Not a whole lot to say here today, other than to point out how different Setheen come off here, compared to her first appearance. She was never once out of control of the first situation; Hunter was seemingly completely at her mercy. Writing her in this more fearful way was IMPORTANT to me, in part because of the situation, but almost more because I was keenly aware that I didn’t want to come off as retreading old ground. I didn’t want this to feel like a pattern…although this, the consultation of seers and witches, is actually a character trait of Hunter’s that we came up with before we even started the comic.
This is, however, Tuesday, and I would be remiss if I didn’t take the time to revisit the hashtag of my own making: #UNDISCOVEREDcomics.
Today, I want to give a shout out to Sparkshooter. As webcomics go, Sparkshooter could not be more different from Hunter Black, and for that, I give thanks. I’m probably overstating the differences, too…I mean, we’re both trudging the significant incline of long-form webcomics, but their comic has a decided indie flair in terms of storytelling, while we’re probably a more mainstream adventure comic.

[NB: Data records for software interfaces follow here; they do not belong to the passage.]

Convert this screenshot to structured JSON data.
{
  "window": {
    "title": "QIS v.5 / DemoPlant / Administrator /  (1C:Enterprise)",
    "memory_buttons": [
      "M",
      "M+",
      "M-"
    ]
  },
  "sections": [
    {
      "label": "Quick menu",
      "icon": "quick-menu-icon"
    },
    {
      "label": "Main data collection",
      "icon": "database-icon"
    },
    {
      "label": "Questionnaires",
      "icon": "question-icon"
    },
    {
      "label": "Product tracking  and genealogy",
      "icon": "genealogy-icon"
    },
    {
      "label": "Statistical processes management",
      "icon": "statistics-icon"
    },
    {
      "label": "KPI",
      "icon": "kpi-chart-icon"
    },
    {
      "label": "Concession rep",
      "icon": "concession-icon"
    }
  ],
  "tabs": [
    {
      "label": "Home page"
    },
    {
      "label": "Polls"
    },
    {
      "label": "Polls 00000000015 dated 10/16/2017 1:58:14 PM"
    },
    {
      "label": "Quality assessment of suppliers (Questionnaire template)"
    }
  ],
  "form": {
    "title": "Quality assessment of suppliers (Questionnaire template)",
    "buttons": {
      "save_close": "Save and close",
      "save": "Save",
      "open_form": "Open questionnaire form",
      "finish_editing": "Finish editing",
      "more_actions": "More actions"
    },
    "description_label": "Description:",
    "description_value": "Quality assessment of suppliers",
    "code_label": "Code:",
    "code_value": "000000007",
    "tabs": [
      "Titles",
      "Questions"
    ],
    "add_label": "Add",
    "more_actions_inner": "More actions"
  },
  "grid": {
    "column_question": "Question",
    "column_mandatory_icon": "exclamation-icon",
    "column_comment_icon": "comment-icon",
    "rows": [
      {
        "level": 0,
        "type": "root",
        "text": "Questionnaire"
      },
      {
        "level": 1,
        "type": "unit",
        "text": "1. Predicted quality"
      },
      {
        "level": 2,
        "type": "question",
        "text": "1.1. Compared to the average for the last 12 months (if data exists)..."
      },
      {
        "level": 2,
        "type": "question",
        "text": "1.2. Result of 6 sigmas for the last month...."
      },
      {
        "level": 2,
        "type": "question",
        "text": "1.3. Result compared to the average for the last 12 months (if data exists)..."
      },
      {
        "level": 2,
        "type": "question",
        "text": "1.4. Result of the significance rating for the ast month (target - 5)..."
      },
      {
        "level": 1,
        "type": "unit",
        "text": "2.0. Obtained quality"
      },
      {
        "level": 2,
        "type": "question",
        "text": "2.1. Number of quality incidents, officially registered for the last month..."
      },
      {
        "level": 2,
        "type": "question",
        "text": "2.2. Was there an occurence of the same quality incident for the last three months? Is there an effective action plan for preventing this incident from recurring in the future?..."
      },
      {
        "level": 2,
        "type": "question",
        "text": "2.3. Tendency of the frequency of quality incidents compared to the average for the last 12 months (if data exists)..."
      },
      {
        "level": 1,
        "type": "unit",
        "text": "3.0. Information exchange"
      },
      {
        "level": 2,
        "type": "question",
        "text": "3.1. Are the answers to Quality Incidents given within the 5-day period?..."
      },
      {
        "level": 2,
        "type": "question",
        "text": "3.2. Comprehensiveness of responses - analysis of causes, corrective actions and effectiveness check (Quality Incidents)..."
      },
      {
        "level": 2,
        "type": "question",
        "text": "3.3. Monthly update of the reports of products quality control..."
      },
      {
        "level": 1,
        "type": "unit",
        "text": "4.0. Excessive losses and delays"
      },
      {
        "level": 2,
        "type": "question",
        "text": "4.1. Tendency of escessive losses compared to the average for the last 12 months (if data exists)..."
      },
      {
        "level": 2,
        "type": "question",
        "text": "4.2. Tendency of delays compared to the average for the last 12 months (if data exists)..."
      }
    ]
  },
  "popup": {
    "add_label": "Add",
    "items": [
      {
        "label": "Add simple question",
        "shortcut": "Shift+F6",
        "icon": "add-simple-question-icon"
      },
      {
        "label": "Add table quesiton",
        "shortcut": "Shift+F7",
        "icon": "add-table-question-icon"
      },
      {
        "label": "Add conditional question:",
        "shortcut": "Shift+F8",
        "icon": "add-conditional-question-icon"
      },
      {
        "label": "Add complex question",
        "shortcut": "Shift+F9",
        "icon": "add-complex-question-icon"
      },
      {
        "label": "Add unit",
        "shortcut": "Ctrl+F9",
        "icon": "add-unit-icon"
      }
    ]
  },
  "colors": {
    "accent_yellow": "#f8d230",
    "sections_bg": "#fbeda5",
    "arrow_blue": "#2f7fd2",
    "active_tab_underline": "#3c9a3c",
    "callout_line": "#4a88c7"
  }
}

Troy Brownfield is the writer, and although we’ve never met, he and I have had an interesting relationship of mutual support for a while now, so it thrills me to have an opportunity to highlight his work.
Sparkshooter takes on the mountainous task of being about a band, which is a difficult thing to do in a medium that is PURELY visual, but I think that they rise to the occasion beautifully. It’s a story about life and about people, as all of the best stories are. (It seems to me that I have made that comment before.)
Give Troy and his collaborators a few moments of your time, and I think you’ll find yourselves rewarded for it.